Financial Inclusion is a range of activities and projects aimed at tackling two main issues:
- Financial Exclusion, which describes a person’s inability to access appropriate financial products and services.
- Financial Capability, which describes the skills that people need to budget and plan their money for the future, their attitudes to money and financial institutions, such as banks and credit companies.
Too many people cannot gain access to appropriate financial products and services at present; they struggle to obtain affordable credit or helpful financial advice and face barriers in opening and operating bank accounts. Financial exclusion blights the lives of many millions of people; it increases the costs they bear for basic services; it makes them vulnerable to illegal or high cost lending; it reinforces social exclusion.

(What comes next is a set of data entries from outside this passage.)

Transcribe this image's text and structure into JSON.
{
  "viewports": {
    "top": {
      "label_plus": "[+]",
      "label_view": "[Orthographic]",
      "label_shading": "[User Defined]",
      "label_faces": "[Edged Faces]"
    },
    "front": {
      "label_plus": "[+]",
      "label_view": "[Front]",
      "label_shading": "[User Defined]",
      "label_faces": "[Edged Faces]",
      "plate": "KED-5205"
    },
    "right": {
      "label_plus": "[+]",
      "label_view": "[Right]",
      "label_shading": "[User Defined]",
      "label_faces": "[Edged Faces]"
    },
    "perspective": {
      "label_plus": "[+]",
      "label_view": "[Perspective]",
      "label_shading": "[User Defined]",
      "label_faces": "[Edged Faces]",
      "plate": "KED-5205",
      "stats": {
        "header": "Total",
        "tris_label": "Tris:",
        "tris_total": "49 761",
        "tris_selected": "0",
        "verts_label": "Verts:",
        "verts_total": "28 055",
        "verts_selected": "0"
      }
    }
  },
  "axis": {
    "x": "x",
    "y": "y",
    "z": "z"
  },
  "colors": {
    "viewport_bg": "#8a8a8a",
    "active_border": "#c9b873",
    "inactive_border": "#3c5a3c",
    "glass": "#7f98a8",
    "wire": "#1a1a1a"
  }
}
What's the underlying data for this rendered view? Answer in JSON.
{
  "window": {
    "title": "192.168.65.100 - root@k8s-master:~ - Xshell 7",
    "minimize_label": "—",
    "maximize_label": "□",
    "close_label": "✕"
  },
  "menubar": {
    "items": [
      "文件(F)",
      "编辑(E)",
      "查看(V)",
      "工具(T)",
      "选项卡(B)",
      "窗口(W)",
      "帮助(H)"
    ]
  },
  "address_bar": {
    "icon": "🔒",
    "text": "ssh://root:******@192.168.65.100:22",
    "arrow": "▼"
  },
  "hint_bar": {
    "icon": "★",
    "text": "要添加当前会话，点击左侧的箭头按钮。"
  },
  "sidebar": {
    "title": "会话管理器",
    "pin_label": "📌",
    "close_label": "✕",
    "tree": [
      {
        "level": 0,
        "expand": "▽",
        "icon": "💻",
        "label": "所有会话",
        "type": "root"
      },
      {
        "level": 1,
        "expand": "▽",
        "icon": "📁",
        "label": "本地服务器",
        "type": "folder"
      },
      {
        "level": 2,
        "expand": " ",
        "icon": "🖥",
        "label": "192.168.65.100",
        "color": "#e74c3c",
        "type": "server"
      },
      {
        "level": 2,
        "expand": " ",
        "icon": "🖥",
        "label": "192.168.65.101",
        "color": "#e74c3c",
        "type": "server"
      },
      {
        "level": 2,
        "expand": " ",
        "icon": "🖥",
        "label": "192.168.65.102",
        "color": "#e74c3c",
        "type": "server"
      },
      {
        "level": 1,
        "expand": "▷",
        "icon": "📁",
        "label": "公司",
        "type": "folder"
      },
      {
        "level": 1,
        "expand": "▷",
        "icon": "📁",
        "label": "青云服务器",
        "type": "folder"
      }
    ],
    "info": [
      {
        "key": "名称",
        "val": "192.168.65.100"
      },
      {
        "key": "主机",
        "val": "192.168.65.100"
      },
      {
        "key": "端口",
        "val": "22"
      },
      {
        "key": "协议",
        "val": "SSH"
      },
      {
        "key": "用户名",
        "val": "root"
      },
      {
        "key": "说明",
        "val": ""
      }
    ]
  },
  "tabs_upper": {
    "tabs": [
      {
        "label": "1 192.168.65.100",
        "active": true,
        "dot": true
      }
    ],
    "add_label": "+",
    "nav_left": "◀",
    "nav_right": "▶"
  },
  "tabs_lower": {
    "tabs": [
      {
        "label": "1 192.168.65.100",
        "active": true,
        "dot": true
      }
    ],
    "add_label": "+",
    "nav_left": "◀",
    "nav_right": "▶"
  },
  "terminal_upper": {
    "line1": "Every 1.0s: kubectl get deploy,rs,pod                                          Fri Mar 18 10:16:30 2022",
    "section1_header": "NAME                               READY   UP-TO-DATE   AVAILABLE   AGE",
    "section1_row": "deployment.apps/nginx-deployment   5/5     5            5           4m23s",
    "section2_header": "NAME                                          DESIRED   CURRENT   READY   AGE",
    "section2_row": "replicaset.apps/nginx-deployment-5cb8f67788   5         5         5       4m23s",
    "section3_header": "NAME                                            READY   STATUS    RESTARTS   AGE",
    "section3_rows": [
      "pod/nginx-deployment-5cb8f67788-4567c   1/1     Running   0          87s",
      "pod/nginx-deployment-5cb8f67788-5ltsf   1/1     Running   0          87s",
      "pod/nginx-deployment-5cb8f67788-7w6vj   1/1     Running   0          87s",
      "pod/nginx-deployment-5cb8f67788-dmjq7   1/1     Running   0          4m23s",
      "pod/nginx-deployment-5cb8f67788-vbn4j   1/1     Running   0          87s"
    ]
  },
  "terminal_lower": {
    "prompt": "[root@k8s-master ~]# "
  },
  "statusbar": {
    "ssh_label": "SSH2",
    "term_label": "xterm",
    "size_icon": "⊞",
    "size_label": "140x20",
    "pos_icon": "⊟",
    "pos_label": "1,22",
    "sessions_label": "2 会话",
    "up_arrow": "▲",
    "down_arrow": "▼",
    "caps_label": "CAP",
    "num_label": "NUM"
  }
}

Financial services play an important role in most people’s everyday lives. Many people rely on their bank accounts to pay their bills and have their wages paid into. Products such as mortgages and pensions enable people to buy homes and save for their futures.
Yet, some people do not have access to even the most basic of financial services and products, resulting in them paying increased prices for the services that they can and do access.
People who are financially excluded find themselves experiencing one or more of the following issues:
- No bank account
- Reliance on doorstep/high-interest credit
- No savings, insurance and/or pensions
This is people’s knowledge and skills to understand their own financial circumstances, along with the motivation to take action. Financially capable consumers plan ahead, find and use information, know when to seek advice and can understand and act on this advice, leading to greater participation in the financial services market’
Being able to make sound financial decisions is an essential life skill. It enables people to manage their day-to-day finances and empowers them to be able to cope with unforeseen emergencies and plan for their futures.
Yet, many people lack these necessary skills, which often results in greater costs to their own financial wellbeing, and to the local economy. The increase in personal responsibility on people to manage their finances and has led to a ‘live for today, pay later’ culture.